**Task brief:**
Nothing but the lines from the one containing "Parse this screenshot: output" through the last line of the data below should be returned, each copied exactly.

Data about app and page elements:

***

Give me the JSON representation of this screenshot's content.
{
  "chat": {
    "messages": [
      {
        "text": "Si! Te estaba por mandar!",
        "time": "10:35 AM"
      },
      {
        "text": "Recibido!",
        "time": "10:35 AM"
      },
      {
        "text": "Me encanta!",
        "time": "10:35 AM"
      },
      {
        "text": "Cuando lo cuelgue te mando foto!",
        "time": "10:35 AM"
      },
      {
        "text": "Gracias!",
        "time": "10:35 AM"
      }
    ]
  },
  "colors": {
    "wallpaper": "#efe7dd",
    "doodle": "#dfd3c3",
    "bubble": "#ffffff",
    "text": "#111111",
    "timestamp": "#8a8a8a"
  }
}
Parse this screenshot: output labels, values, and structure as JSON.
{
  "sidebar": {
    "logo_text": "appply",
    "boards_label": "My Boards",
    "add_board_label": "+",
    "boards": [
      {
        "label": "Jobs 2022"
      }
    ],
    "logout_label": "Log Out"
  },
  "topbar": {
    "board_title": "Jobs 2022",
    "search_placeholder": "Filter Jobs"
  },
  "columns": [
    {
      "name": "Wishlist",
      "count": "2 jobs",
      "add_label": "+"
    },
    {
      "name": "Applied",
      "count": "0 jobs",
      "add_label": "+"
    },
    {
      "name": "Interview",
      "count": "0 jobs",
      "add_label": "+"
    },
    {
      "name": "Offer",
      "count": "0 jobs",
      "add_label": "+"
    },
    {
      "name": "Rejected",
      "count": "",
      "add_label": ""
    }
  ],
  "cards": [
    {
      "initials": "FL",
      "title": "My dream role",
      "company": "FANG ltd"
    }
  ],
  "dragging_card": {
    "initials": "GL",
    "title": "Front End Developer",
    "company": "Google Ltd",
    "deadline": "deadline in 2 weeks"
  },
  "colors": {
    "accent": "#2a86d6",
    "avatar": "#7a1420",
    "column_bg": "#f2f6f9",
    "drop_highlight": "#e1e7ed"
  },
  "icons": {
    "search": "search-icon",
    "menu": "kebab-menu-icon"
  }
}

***

**Reply:**
Parse this screenshot: output labels, values, and structure as JSON.
{
  "sidebar": {
    "logo_text": "appply",
    "boards_label": "My Boards",
    "add_board_label": "+",
    "boards": [
      {
        "label": "Jobs 2022"
      }
    ],
    "logout_label": "Log Out"
  },
  "topbar": {
    "board_title": "Jobs 2022",
    "search_placeholder": "Filter Jobs"
  },
  "columns": [
    {
      "name": "Wishlist",
      "count": "2 jobs",
      "add_label": "+"
    },
    {
      "name": "Applied",
      "count": "0 jobs",
      "add_label": "+"
    },
    {
      "name": "Interview",
      "count": "0 jobs",
      "add_label": "+"
    },
    {
      "name": "Offer",
      "count": "0 jobs",
      "add_label": "+"
    },
    {
      "name": "Rejected",
      "count": "",
      "add_label": ""
    }
  ],
  "cards": [
    {
      "initials": "FL",
      "title": "My dream role",
      "company": "FANG ltd"
    }
  ],
  "dragging_card": {
    "initials": "GL",
    "title": "Front End Developer",
    "company": "Google Ltd",
    "deadline": "deadline in 2 weeks"
  },
  "colors": {
    "accent": "#2a86d6",
    "avatar": "#7a1420",
    "column_bg": "#f2f6f9",
    "drop_highlight": "#e1e7ed"
  },
  "icons": {
    "search": "search-icon",
    "menu": "kebab-menu-icon"
  }
}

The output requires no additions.